-- Input --
•••

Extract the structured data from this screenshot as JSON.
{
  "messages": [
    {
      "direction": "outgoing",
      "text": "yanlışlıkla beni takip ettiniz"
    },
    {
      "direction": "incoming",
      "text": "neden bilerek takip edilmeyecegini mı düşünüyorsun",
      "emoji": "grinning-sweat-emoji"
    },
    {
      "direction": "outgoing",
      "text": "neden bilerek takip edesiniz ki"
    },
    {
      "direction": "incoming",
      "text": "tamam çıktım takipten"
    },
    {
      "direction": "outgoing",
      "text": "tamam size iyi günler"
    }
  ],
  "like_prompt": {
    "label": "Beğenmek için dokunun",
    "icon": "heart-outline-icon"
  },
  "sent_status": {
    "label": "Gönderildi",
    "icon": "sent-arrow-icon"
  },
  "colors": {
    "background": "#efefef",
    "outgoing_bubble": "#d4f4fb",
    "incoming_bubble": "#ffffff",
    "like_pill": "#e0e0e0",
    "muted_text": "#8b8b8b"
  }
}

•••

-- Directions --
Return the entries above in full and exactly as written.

-- Exercise response --
Extract the structured data from this screenshot as JSON.
{
  "messages": [
    {
      "direction": "outgoing",
      "text": "yanlışlıkla beni takip ettiniz"
    },
    {
      "direction": "incoming",
      "text": "neden bilerek takip edilmeyecegini mı düşünüyorsun",
      "emoji": "grinning-sweat-emoji"
    },
    {
      "direction": "outgoing",
      "text": "neden bilerek takip edesiniz ki"
    },
    {
      "direction": "incoming",
      "text": "tamam çıktım takipten"
    },
    {
      "direction": "outgoing",
      "text": "tamam size iyi günler"
    }
  ],
  "like_prompt": {
    "label": "Beğenmek için dokunun",
    "icon": "heart-outline-icon"
  },
  "sent_status": {
    "label": "Gönderildi",
    "icon": "sent-arrow-icon"
  },
  "colors": {
    "background": "#efefef",
    "outgoing_bubble": "#d4f4fb",
    "incoming_bubble": "#ffffff",
    "like_pill": "#e0e0e0",
    "muted_text": "#8b8b8b"
  }
}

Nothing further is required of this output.